He settled in Lindau, on the eastern side of Lake Constance, in 1960.[4] There he continued his painting and graphic art work as a freelancer. His work in the 1970s included a series of paintings and drawings making up the Tafel der Schuld (Panels of Guilt). In 1979 he was awarded the Lovis Corinth Prize by the city of Regensburg.[6] In 1980 Berlin's Bauhaus Archive assembled an extensive retrospective, Georg Muche – Das künstlerische Werk 1912–1927. Muche died in Lindau on 26 March 1987.[2]

Für Wilhelm Runge, a painting by Muche, was featured on a 1996 German postage stamp as part of a series of stamps honoring German painting of the 20th century.

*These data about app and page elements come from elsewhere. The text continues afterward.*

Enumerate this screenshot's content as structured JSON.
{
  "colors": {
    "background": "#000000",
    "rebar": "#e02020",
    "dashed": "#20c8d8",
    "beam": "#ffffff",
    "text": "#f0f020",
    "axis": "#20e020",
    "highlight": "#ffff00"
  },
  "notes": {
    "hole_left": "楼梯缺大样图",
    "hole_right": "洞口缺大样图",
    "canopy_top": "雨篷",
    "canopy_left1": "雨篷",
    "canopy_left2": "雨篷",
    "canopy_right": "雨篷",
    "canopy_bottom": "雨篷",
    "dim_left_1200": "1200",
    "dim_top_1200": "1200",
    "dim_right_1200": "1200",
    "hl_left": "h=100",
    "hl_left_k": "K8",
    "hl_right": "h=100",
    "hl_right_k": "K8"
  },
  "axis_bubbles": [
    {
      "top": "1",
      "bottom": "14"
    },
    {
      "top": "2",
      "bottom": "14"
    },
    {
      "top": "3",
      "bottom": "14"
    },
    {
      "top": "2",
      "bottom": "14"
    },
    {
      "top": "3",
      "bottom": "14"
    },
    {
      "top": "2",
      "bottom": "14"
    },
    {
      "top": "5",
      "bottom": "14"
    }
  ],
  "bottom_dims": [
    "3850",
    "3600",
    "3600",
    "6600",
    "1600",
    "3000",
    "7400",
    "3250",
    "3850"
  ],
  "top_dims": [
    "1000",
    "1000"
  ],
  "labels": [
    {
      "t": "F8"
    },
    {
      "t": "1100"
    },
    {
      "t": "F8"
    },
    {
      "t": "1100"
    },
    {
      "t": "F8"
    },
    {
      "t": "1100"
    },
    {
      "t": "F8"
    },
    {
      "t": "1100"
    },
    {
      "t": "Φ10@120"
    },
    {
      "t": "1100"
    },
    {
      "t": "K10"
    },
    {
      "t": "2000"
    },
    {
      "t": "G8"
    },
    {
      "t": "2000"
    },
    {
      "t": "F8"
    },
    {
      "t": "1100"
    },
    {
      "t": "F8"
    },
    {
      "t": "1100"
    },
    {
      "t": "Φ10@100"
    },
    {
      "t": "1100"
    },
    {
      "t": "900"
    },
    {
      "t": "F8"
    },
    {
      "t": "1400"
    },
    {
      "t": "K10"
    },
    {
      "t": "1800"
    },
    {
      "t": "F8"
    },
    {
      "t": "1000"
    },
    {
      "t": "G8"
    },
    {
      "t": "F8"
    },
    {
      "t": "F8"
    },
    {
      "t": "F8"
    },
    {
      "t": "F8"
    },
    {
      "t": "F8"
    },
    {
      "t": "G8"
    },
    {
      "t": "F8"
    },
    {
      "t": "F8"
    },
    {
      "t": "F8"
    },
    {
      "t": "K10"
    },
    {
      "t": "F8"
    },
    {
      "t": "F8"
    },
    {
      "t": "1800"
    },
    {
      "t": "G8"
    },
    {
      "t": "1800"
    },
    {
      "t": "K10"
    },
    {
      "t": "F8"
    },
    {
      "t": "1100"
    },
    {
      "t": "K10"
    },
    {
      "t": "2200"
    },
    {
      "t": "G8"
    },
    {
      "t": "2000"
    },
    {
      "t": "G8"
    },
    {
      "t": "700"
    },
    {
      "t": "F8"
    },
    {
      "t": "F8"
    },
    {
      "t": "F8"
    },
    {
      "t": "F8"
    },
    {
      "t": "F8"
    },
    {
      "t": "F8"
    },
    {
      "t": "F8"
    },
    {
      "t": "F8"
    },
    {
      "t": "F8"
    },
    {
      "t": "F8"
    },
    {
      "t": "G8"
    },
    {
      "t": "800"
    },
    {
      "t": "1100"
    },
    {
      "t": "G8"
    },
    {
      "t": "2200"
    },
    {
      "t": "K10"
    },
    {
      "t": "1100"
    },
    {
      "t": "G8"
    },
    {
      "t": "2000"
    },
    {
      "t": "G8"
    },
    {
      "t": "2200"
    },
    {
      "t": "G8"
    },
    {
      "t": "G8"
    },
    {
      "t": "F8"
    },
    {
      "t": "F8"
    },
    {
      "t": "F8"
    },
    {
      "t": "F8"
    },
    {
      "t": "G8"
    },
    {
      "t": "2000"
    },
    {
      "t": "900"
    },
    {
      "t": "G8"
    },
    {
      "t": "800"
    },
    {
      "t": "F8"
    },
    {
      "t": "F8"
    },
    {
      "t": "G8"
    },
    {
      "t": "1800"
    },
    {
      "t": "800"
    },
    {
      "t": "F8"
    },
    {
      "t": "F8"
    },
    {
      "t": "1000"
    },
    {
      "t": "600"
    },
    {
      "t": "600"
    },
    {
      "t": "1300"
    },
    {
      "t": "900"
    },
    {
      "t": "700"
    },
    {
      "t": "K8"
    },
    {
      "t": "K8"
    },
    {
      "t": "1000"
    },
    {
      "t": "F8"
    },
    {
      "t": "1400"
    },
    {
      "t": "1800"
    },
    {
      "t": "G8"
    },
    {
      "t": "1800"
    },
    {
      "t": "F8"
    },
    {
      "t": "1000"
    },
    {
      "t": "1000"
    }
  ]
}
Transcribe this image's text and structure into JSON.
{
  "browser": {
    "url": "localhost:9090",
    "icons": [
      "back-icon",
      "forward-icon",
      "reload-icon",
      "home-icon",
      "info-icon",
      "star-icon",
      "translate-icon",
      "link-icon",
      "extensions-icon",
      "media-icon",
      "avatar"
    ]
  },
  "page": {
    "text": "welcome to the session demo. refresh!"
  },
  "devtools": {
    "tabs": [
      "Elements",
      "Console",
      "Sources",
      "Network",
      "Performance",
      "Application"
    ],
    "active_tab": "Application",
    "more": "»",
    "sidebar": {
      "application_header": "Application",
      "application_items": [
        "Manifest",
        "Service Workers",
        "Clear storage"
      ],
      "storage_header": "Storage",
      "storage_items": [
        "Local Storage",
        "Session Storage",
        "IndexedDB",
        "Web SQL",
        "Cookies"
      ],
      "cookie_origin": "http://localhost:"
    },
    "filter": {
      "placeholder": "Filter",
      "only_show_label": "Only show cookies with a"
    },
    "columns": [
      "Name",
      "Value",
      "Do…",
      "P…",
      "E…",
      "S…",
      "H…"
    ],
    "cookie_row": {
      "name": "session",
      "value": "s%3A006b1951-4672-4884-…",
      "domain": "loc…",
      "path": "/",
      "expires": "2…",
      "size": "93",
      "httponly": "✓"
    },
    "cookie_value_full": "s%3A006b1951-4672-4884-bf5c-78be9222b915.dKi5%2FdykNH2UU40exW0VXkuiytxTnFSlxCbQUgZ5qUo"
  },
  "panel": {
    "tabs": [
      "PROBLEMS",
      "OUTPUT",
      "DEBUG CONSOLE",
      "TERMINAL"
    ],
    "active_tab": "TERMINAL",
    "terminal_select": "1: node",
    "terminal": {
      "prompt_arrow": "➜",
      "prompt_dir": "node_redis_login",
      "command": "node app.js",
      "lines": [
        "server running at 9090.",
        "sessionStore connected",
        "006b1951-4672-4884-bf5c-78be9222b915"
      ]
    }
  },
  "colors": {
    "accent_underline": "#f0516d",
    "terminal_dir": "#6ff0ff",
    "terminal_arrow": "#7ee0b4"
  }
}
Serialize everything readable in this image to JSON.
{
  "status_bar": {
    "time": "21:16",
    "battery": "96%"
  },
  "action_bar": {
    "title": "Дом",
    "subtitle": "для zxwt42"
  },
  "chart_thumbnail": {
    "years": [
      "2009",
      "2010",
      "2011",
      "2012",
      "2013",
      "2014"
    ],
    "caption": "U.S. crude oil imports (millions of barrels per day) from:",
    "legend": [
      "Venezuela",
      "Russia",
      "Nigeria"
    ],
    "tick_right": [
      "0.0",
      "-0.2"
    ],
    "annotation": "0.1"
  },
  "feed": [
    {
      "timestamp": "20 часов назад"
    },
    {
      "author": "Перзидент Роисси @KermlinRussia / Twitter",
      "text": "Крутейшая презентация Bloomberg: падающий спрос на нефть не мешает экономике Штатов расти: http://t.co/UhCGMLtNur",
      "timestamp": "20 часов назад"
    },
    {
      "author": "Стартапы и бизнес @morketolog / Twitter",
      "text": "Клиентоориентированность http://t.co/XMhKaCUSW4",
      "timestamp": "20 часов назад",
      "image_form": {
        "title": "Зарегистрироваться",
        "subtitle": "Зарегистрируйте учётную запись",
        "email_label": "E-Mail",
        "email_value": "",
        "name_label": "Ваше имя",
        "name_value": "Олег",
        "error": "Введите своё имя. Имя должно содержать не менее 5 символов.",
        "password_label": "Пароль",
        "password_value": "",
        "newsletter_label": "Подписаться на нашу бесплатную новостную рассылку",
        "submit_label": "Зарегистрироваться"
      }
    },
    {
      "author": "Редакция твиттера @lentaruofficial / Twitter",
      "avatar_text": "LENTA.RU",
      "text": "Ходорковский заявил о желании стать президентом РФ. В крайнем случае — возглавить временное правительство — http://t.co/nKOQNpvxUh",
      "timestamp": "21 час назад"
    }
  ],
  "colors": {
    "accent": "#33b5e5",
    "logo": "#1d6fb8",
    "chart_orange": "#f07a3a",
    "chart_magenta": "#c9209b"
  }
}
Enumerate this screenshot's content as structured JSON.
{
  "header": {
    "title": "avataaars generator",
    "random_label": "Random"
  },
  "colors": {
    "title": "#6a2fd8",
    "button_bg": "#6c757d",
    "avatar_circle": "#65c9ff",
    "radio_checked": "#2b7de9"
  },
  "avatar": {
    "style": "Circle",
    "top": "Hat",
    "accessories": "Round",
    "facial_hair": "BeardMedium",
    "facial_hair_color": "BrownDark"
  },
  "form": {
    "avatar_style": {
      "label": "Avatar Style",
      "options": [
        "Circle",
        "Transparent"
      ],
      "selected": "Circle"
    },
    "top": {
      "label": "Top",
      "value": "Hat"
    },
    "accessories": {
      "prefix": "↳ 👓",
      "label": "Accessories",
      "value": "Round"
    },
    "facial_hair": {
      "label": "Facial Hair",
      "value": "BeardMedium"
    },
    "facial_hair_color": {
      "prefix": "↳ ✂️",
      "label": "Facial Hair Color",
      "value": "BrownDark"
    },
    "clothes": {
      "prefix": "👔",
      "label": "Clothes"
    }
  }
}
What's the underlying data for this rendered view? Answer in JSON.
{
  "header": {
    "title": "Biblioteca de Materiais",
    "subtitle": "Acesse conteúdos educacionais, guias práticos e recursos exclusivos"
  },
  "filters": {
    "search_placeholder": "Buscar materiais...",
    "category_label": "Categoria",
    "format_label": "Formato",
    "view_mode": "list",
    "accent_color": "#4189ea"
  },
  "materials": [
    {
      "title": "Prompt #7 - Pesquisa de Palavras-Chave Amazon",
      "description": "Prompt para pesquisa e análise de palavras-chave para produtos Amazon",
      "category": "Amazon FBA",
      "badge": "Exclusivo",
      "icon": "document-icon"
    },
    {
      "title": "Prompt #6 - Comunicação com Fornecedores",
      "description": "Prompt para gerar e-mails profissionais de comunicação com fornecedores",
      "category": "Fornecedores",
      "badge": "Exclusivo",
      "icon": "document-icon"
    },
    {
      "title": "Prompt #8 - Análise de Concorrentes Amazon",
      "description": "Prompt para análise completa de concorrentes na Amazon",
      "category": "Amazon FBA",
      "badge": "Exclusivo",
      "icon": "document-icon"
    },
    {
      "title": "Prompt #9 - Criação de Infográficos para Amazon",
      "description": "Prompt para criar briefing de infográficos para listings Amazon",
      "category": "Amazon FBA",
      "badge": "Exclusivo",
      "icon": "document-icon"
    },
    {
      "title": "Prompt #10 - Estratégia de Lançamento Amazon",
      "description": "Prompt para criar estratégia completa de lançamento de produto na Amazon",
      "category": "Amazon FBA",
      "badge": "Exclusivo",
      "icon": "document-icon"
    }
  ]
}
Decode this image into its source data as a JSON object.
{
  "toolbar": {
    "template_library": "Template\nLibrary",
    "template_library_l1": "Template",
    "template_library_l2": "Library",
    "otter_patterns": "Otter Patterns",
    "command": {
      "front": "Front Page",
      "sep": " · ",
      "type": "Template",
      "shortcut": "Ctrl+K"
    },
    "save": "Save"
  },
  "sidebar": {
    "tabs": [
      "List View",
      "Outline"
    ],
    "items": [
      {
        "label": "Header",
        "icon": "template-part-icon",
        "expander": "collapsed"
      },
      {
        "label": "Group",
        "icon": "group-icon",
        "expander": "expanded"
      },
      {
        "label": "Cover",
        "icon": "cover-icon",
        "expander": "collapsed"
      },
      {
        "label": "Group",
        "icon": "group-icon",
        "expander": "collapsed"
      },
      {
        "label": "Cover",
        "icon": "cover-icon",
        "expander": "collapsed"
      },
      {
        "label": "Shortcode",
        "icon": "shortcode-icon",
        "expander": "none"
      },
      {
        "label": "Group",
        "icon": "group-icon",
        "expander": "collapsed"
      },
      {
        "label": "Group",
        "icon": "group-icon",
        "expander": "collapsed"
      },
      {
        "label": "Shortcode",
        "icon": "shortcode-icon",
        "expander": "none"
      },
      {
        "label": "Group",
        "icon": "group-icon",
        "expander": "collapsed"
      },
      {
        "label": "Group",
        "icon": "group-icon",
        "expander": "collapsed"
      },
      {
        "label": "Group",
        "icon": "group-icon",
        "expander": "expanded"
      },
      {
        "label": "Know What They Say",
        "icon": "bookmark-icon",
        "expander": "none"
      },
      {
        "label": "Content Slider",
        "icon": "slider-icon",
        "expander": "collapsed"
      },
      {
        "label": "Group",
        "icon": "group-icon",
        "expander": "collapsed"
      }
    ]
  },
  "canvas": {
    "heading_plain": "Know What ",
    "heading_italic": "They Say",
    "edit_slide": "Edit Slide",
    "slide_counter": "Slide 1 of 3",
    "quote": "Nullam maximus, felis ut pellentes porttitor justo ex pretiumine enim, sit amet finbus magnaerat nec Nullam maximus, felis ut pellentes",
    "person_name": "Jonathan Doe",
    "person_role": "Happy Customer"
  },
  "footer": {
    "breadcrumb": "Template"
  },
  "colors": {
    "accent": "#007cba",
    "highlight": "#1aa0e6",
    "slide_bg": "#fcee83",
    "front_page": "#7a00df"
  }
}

Muche's work is in the collections of many museums, including Los Angeles County Museum of Art,[12] Museum of Modern Art (New York),[13] Harvard Art Museums,[14] Museum of Fine Arts (Boston), Brooklyn Museum,[15] Neue Nationalgalerie (Berlin), and Kunstmuseum Bonn.


  1. ^ "ULAN Full Record Display: Muche, Georg". Getty Research. Retrieved 14 February 2011.
  2. ^ a b c d e f g h i "Georg Muche Biography". Retrieved 14 February 2011.
  3. ^ a b c "Georg Muche Biography". Retrieved 14 February 2011.
  4. ^ a b "Georg Muche - Biography". Retrieved 14 February 2011.
  5. ^ a b c d e f g h i j k l m n o "Georg Muche". Bauhaus Online. Archived from the original on 11 December 2015. Retrieved 14 February 2011.
  6. ^ a b c "Georg Muche Galerie Joseph Bilder Kunst". Kunstmarkt. Retrieved 18 February 2011.
  7. ^ a b c d e f g h "Georg Muche". Retrieved 14 February 2011.
  8. ^ a b "Bauhaus and its Sites in Weimar and Dessau". UNESCO World Heritage Centre. Retrieved 14 February 2011.
  9. ^ Raizman, David (2003). History of Modern Design: Graphics and Products Since the Industrial Revolution. Laurence King Publishing. p. 185. ISBN 978-1-85669-348-6. Retrieved 21 February 2011.
  10. ^ "Weimar". Encyclopedia of German Literature. London: Routledge. 2000. Retrieved 17 March 2011.
  11. ^ The description of the exhibit is a composite of phrases from Degenerate art. The relevant references from that article are:
    • Adam, Peter (1992). Art of the Third Reich. New York: Harry N. Abrams, Inc., p.123, quoting Goebbels, November 26, 1937, in Von der Grossmacht zur Weltmacht. ISBN 0-8109-1912-5
    • Barron, Stephanie, ed. (1991). 'Degenerate Art:' The Fate of the Avant-Garde in Nazi Germany, p.9. New York: Harry N. Abrams, Inc. ISBN 0-8109-3653-4
  12. ^ "Georg Muche". Los Angeles County Museum of Art. Archived from the original on 24 March 2012. Retrieved 14 February 2011.
  13. ^ "Georg Muche. (German, 1895-1987)". Museum of Modern Art. Retrieved 14 February 2011.
  14. ^ "Georg Muche". Harvard Art Museums. Archived from the original on 23 July 2011. Retrieved 14 February 2011.
  15. ^ "Georg Muche". Brooklyn Museum. Retrieved 14 February 2011.

External links[edit]

Sites displaying works by Muche. Also see the museum references above.